Author: Samuel Beckett
Publication Date: 1946
Genre: Absurdist Fiction
Page Length: Approximately 128 pages
Mercier and Camier, published in 1946, is an absurdist novel written by Samuel Beckett. Set in an undisclosed city, the narrative follows the journey of two friends, Mercier and Camier, as they roam through a bewildering and incomprehensible world. Through their encounters with a diverse array of individuals and situations, Beckett explores themes of identity, purpose, and the absurdity of human existence.
The novel is divided into six chapters, each presenting distinct events and experiences that Mercier and Camier encounter along their aimless odyssey.
The novel begins with Mercier and Camier leaving their respective homes. They meet in a street, sharing their decision to go on a journey together. They leave the city on foot, carrying their peculiar suitcase, and embark on a series of misadventures. As the friends wander through a park, they are confronted by a soldier who insists they have been summoned for an important mission. However, after waiting for hours, they are released without any explanation.
After their release, Mercier and Camier continue their wanderings. They encounter various eccentric characters, including a man who balances furniture on his bicycle and a woman gripped by an overwhelming fear of sinking. They also cross paths with a dog who has been trained to move in a series of complex geometric patterns. All these encounters seem to emphasize the absurdity and irrationality of life, as the friends struggle to make sense of their surroundings.
In this chapter, Mercier and Camier encounter a townsman, who invites them to his home. They partake in a bizarre dinner with the man and his dog before leaving to spend the night at a stark boarding house. There, they meet Madame Brombee, a harsh and unrelenting landlady who adheres to strict rules. The friends reconcile with their separation, realizing their interdependence, and Mercier decides to leave the city without Camier, only to return moments later, realizing that they cannot be apart.

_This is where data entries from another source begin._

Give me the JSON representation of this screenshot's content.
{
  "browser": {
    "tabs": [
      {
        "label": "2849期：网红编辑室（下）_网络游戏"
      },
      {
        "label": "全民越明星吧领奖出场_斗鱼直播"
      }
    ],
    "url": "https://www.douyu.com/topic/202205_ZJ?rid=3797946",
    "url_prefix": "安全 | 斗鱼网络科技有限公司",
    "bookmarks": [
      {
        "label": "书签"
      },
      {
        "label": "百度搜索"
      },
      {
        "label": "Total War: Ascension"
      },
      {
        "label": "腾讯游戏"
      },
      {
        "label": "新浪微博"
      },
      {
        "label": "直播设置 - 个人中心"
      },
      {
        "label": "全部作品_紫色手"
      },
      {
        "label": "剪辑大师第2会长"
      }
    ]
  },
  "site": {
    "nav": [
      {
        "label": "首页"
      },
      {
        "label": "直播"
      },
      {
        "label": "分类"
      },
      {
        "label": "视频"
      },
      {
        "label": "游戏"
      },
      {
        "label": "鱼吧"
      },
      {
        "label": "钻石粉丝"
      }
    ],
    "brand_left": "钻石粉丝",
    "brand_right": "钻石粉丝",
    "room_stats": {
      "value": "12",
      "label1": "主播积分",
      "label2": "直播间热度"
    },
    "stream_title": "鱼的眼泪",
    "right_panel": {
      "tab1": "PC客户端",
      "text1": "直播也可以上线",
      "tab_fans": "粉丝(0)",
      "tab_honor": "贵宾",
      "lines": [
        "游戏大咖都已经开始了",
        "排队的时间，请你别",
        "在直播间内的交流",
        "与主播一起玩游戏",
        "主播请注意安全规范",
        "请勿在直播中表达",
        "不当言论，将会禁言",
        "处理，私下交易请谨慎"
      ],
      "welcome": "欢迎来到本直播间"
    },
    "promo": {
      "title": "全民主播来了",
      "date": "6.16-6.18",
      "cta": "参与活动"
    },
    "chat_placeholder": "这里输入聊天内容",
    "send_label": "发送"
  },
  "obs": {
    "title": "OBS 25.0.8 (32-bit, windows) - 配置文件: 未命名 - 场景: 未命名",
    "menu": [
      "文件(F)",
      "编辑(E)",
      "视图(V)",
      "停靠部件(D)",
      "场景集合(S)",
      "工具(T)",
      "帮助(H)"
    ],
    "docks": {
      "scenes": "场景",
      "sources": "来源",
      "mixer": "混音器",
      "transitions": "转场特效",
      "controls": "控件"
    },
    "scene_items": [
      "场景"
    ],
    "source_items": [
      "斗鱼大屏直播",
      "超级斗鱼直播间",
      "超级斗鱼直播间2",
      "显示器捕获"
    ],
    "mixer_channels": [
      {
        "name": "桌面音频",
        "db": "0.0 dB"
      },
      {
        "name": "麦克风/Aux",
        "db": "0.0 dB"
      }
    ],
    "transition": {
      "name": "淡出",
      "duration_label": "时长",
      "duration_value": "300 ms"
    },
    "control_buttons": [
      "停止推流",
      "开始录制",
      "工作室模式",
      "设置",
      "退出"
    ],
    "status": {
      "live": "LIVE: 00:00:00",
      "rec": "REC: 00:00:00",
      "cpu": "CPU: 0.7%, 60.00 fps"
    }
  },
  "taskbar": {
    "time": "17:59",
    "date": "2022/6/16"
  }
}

After their reunion, Mercier and Camier continue their journey together. They face multiple obstacles, including the constant diversion of their chosen route by various individuals, including a policeman and an outspoken cart driver. Throughout their wanderings, they engage in philosophical discussions, contemplating the nature of their existence and the reasons behind their aimless journey.
Mercier and Camier find themselves at a harbor, where they encounter a sailor named Arthur, who invites them to a tavern. The three engage in conversations and share stories, pondering the complexities of desire, love, and loss. However, their solace is short-lived, as they are suddenly arrested and taken to a courthouse.
In the final chapter, Mercier and Camier find themselves in a bizarre courtroom, accused of an offense that they are unaware of. The court proceedings are filled with nonsensical dialogue, highlighting the absurdity and meaninglessness of the legal system. After their acquittal, the friends are released and decide to part ways, each continuing their journey independently.
Mercier and Camier addresses several existentialist themes, reflecting the disillusionment and confusion that marked the post-World War II era. The novel explores the futility in seeking meaning and purpose in an absurd world, as the characters' journeys lack any discernible destination. Beckett's work also touches on the complexities of human relationships and the perpetual search for identity and connection.
Mercier and Camier exemplifies Samuel Beckett's mastery of the absurd, utilizing illogical situations and enigmatic characters to challenge conventional literary norms. The novel's exploration of existential themes and its experimental narrative style introduced a fresh perspective to postwar literature. Beckett's ability to depict the human condition through the lens of absurdity continues to captivate readers, inviting contemplation on the fundamental questions of existence itself.